Article: Probiotics: an update[Show abstract] [Hide abstract]

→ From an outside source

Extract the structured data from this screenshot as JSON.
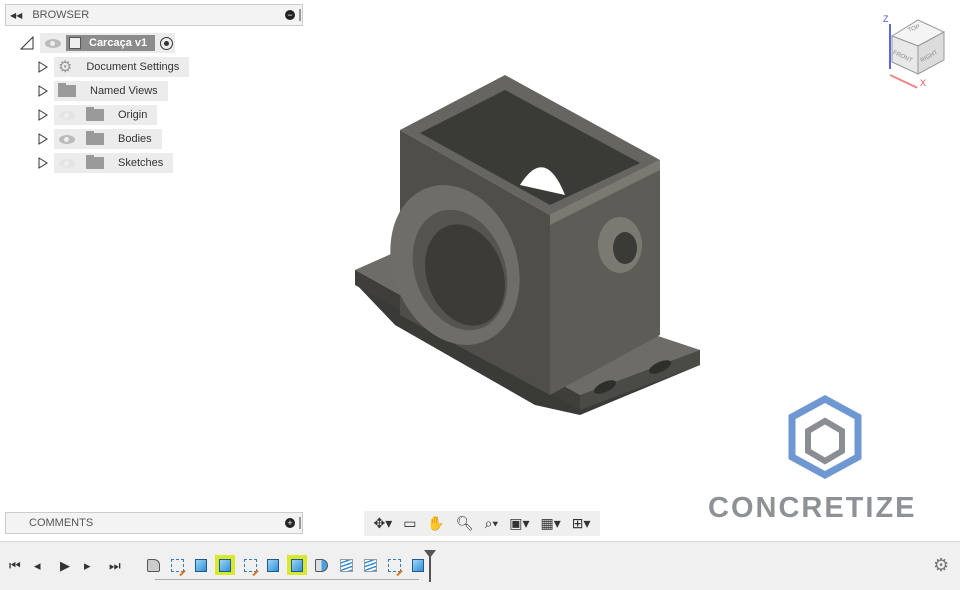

ABSTRACT: Objetivo Motivado pelo conhecimento cada vez maior da associação entre o microbioma intestinal e a saúde humana, o interesse nos probióticos vem crescendo cada vez mais. Os autores visaram analisar a última literatura a respeito dos probióticos, de definições a benefícios clínicos com ênfase nas crianças. Fontes Foi analisada a literatura relevante de pesquisas do PubMed, do CINAHL e dos últimos consensos. Resumo dos achados Apesar de um equilíbrio no microbioma estar relacionado à saúde, um desequilíbrio no microbioma ou disbiose está relacionado a vários problemas de saúde no trato gastrointestinal, como diarreia e doença inflamatória intestinal, e fora do trato gastrointestinal, como obesidade e alergia. Nesse contexto, a regulamentação rigorosa dos probióticos a alegações de saúde é urgente, pois a grande maioria desses produtos é comercializada como alimentação (suplementos), alegando benefícios à saúde que frequentemente não são comprovados com evidências clinicamente relevantes. As principais indicações de probióticos são feitas na área da prevenção e tratamento de doenças gastrointestinais, porém mais dados têm sido disponibilizados a respeito de indicações extraintestinais. Pelo menos dois ensaios clínicos controlados e randomizados publicados com o probiótico comercializado na indicação declarada são a condição mínima antes de uma afirmação poder ser mantida. Atualmente, o Lactobacillus rhamnosus GG e Saccharomyces boulardii são as melhores cepas estudadas. Apesar de efeitos adversos terem sido esporadicamente relatados, os probióticos podem ser considerados seguros. Conclusões Apesar de a regulamentação estar aumentando, ainda são necessárias definições mais rigorosas. As evidências de benefícios clínicos estão aumentando, apesar de ainda ausentes em várias áreas. O uso inadequado e a utilização de produtos não validados constituem possíveis desvantagens.Jornal de Pediatria 10/2014; 91(1). DOI:10.1016/j.jped.2014.08.005 · 0.94 Impact Factor